Loni Bergqvist, as stated by an elder on El Camino
I do not personally know Loni, but I felt her fellow pilgrim spirit as she shared her story recently. She walked the Camino in 2013 and I walked in 2017. As do many, she was walking at a fast clip toward her destination, Santiago, and her feet were “rotting away, filling with blisters, cuts, and deep pain.” She sat on the side of the road and wept. Along came an elder gentleman walking with a cane. As he stopped to inquire on her state of being, he stated that he has walked the Camino 6 times. His sage advice was, “Walk slow and walk like you’ll never be back again.” She did and she healed.
This story brought forth the memory of a visitation from my dad seven days after his death on December 2, 2003 and recorded in my journal.
I am driving a car and dad is in the passenger seat. I am maneuvering through a winding, precarious maze. I look over at Dad as he looks deep into my eyes. He says gently, “You can slow down, take your time.” I smile and feel comforted. I awake and sit bolt upright. The dream was a visitation. Dad is a wisdom guide. I can go slowly. I have always felt a need to rush through my life like I am being chased. Thank you, Dad.
In these days, which have been termed a polycrisis, we are reminded to slow down, to assess where we are in our own individual life, and how we are connected to this web of all life. To gaze deep into our own eyes and say, “Walk slow and walk like you’ll never be back again.” While we are steeped deeply in a grieving world, now is precious time for all of us to assess, take advantage of this imposed slowing down on a global level, and be fully in this time, a time that may not be here in the same way again.
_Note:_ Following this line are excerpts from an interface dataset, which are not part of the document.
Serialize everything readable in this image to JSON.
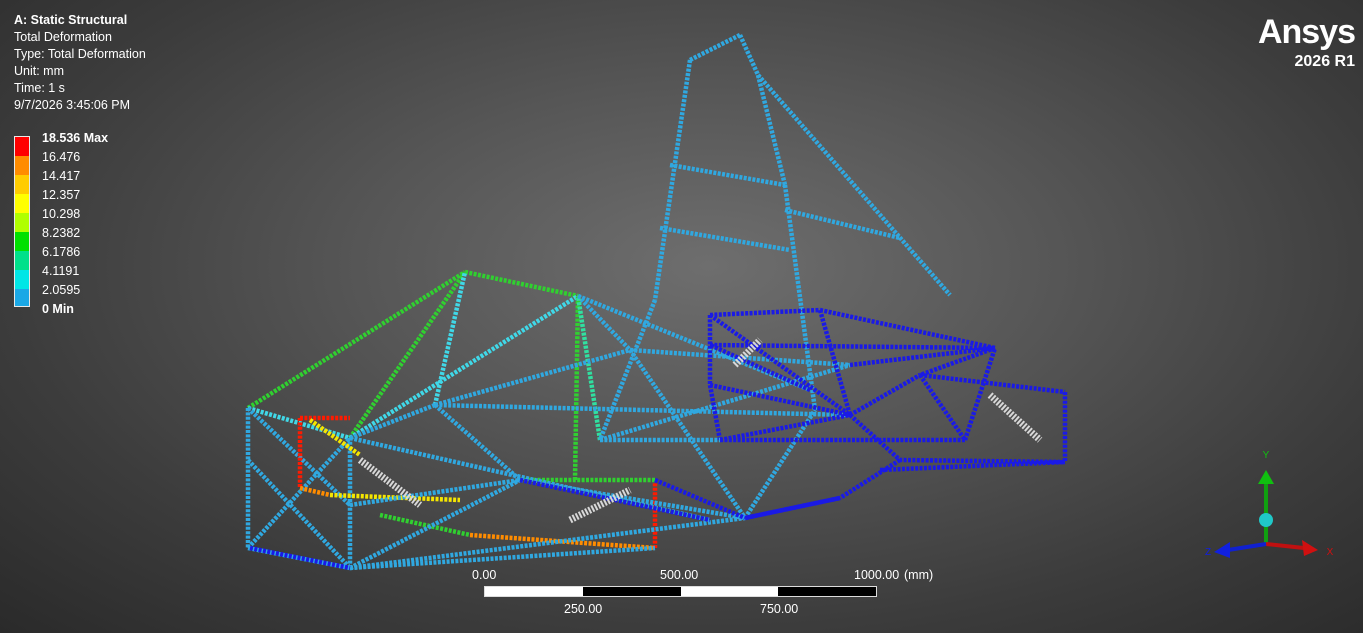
{
  "info": {
    "title": "A: Static Structural",
    "result": "Total Deformation",
    "type": "Type: Total Deformation",
    "unit": "Unit: mm",
    "time": "Time: 1 s",
    "timestamp": "9/7/2026 3:45:06 PM"
  },
  "legend": {
    "labels": [
      "18.536 Max",
      "16.476",
      "14.417",
      "12.357",
      "10.298",
      "8.2382",
      "6.1786",
      "4.1191",
      "2.0595",
      "0 Min"
    ],
    "colors": [
      "#ff0000",
      "#ff8c00",
      "#ffcc00",
      "#ffff00",
      "#b0ff00",
      "#00e000",
      "#00e08a",
      "#00e6e6",
      "#1aa8e6",
      "#0000ff"
    ]
  },
  "brand": {
    "name": "Ansys",
    "version": "2026 R1"
  },
  "scale": {
    "top_labels": [
      "0.00",
      "500.00",
      "1000.00",
      "(mm)"
    ],
    "bottom_labels": [
      "250.00",
      "750.00"
    ]
  },
  "triad": {
    "x": "X",
    "y": "Y",
    "z": "Z"
  }
}
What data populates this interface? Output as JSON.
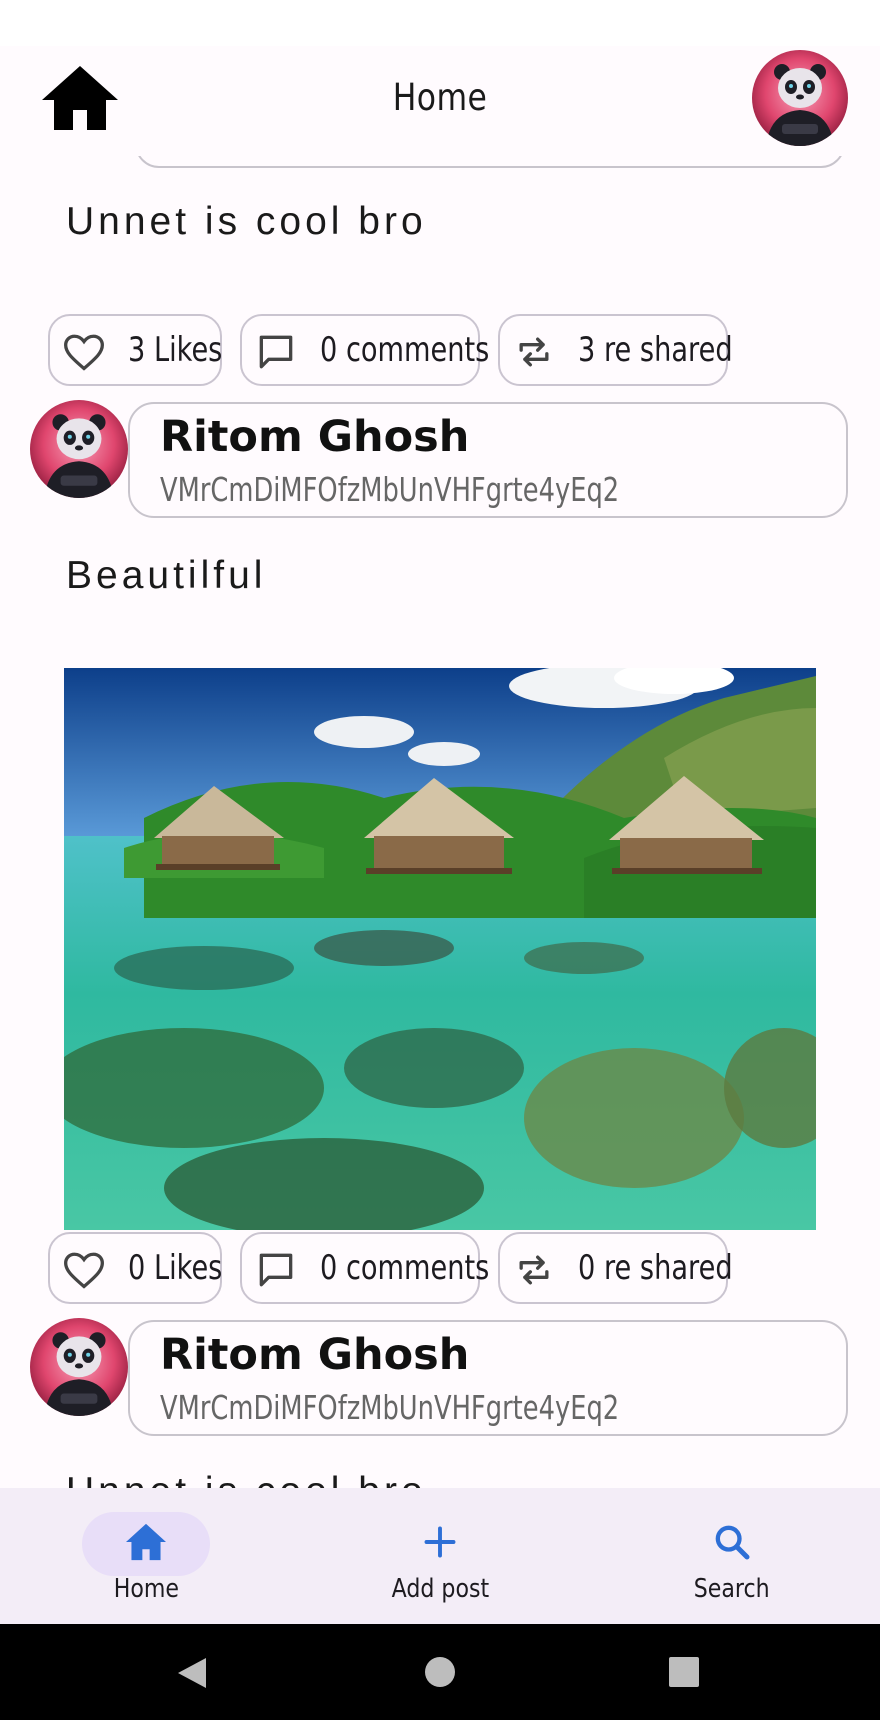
{
  "app_bar": {
    "title": "Home",
    "logo_icon": "home-icon",
    "profile_icon": "panda-avatar"
  },
  "feed": {
    "posts": [
      {
        "text": "Unnet is cool bro",
        "likes_label": "3 Likes",
        "comments_label": "0 comments",
        "reshares_label": "3 re shared"
      },
      {
        "author_name": "Ritom Ghosh",
        "author_id": "VMrCmDiMFOfzMbUnVHFgrte4yEq2",
        "text": "Beautilful",
        "likes_label": "0 Likes",
        "comments_label": "0 comments",
        "reshares_label": "0 re shared"
      },
      {
        "author_name": "Ritom Ghosh",
        "author_id": "VMrCmDiMFOfzMbUnVHFgrte4yEq2",
        "text": "Unnet is cool bro"
      }
    ]
  },
  "bottom_nav": {
    "items": [
      {
        "label": "Home",
        "icon": "home-icon",
        "selected": true
      },
      {
        "label": "Add post",
        "icon": "plus-icon",
        "selected": false
      },
      {
        "label": "Search",
        "icon": "search-icon",
        "selected": false
      }
    ]
  },
  "colors": {
    "background": "#fffbfe",
    "nav_background": "#f3edf7",
    "nav_indicator": "#e8def8",
    "accent": "#2d6fd6",
    "chip_border": "#cac4d0"
  }
}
What do we want in our individual life of relationships, work, creativity, and our penetrating connection to the plant and animal world within which we live? Are we allowing that which is outdated within us to die off while giving ourselves space and support for opening to new ideas and new ways of being? We won’t know what the outcome will be in any of our inner or outer work and that is the treasure, allowing growth from these seeds we plant today as we attend, bring attention to, and create conscious intention in the process.